Ablin: Small caps not a safety net
BY TERRY SAVAGE firstname.lastname@example.org Apr 23, 2007
Updated: May 3, 2013 12:14PM
In today's column: two topics that will affect your health and your wealth.
Everyone learned the importance of diversification after the 2001 tech bubble burst. The most common way to diversify is to start with a large company fund, typically a Standard & Poors' 500 stock index fund as your core position. Then, your remaining investments can be divided up into funds that concentrate on smaller companies, international stocks or specific market sectors.
It sounds easy, but Jack Ablin, chief investment officer at Harris Private Bank, a man responsible for $52 billion of managed wealth for individuals and families, sent out a warning last week. He looked at the protection investors would have received by diversifying around their core S&P 500 fund over the past 12 months. He tracked the performances of the Russell 2000 index of small capitalization stocks, the EAFE index of large capitalization foreign stocks and the EAFE emerging market stock index.
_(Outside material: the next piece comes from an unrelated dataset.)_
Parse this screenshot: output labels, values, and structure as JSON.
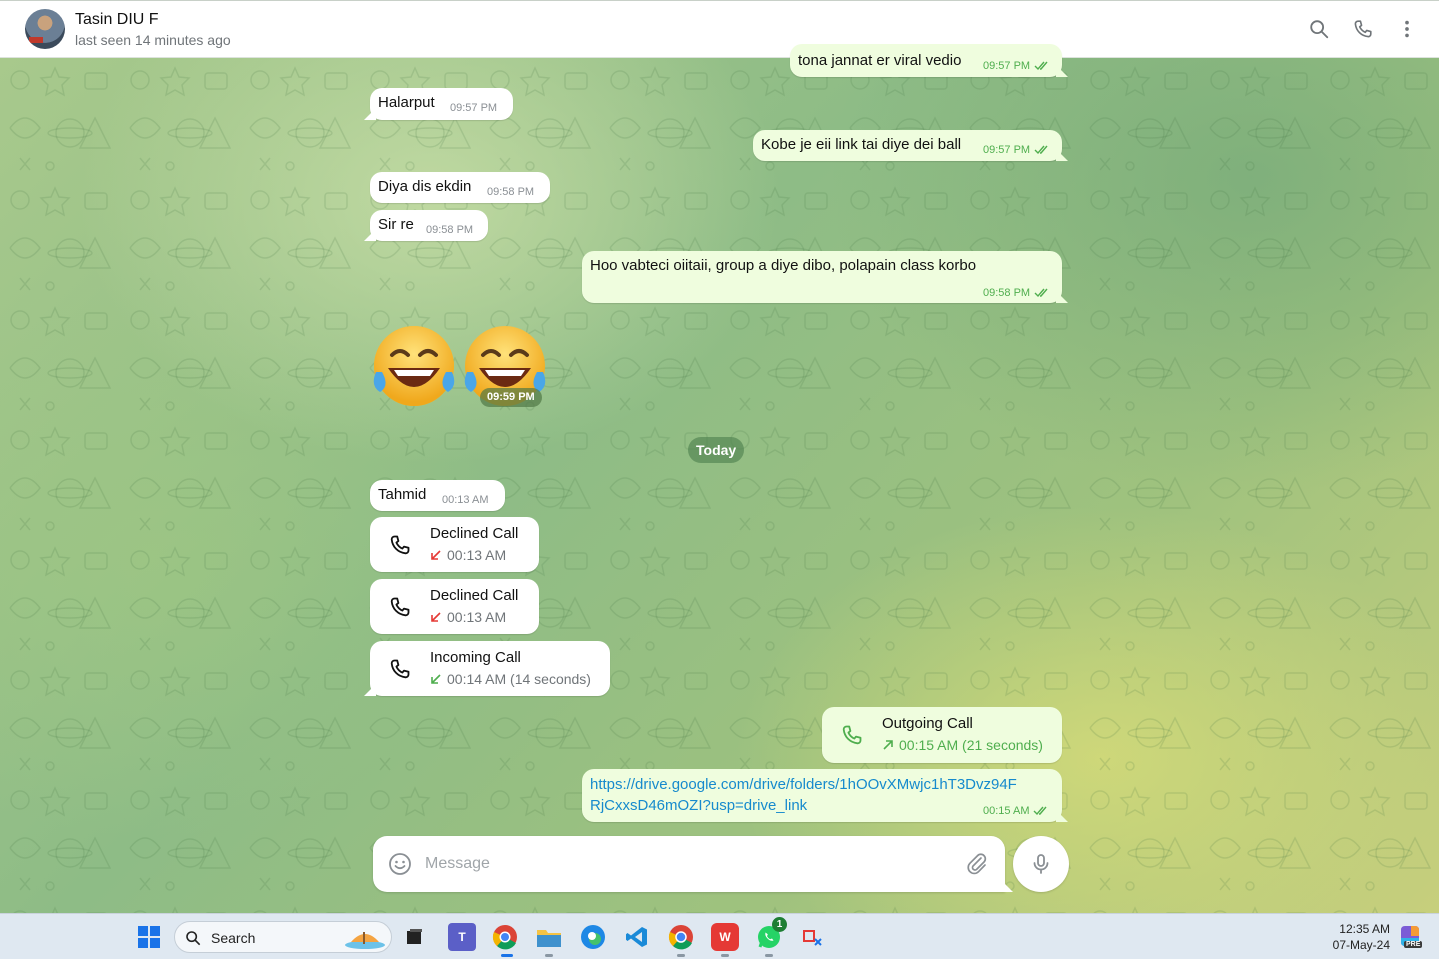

Ablin concluded that small cap stocks provided the worst protection: "Of the five worst trading days for the S&P 500, the Russell 2000 did the poorest job of diversification, plunging by more than the S&P in four of the five days observed, and on one occasion, June 5, 2006, by substantially more.
"The international markets did a better job of cushioning the blow. EAFE Developed fund outpaced the S&P 500 in four of the five days identified."
This study is worth noting because it goes against a common assumption, and because just hours after it arrived, I received another press release, one announcing that the Russell 2000 index hit an all-time high on April 17 at 831.71. Its key message: The Russell 2000 index is up 1.95 percent year to date, and 10.95 percent annualized over the past five years.Would Ablin want to take his words back?
No way, he says: "The only argument for buying the Russell 2000 now is that it's done well in the past. And I don't view that as a legitimate argument."
Ablin notes that seven years ago, the forward price/earnings ratio of the Russell 2000 was a full eight times below that of large cap stocks. But he points out that after the huge out-performance of small caps over large companies during the past six years (by about 80 percent), not only has that gap closed, but now small caps trade at a substantial premium to large cap stocks.
Even worse, Ablin said, "Profit expectations among small cap analysts are wildly optimistic relative to their large cap counterparts. We're wringing our hands with a 6-to-7 percent earnings growth expectations for the S&P 500 this year, while small cap analysts expect the Russell 2000 to deliver over 18 percent earnings growth in 2007!"
His final shot: "Essentially, all the Russell 2000 has going for it now is its history!"
I like an analyst who believes in hedging his investments, but not his opinions!
Health insurance hopeThere's a bit of hopeful news on the health insurance front for the millions of Americans who are over 50 and just waiting for Medicare to kick in. If you're planning to retire early, or if you lose your job at this age, it's difficult or extremely expensive to find health care coverage once your mandated COBRA extension of employee benefits runs out.
AARP has recognized this need and announced it will work with Aetna insurance to create a series of health insurance products designed to meet the needs of people age 50 to 64.
Dawn Sweeney, president of AARP Services Inc, a division of the organization that serves 38 million members over age 50, says the new policies should be launched in early 2008, and will be available to AARP members.
Sweeney says the problem -- or the opportunity -- is huge: "Our estimate is that there are more than 7 million people age 50-64 with no insurance at all, and many others are underinsured."
We'll be among the first to report on the policies when they become available. And that's The Savage Truth.
Terry Savage is a registered investment adviser. Check out Terry's answers to reader questions at suntimes.com, and click on Business.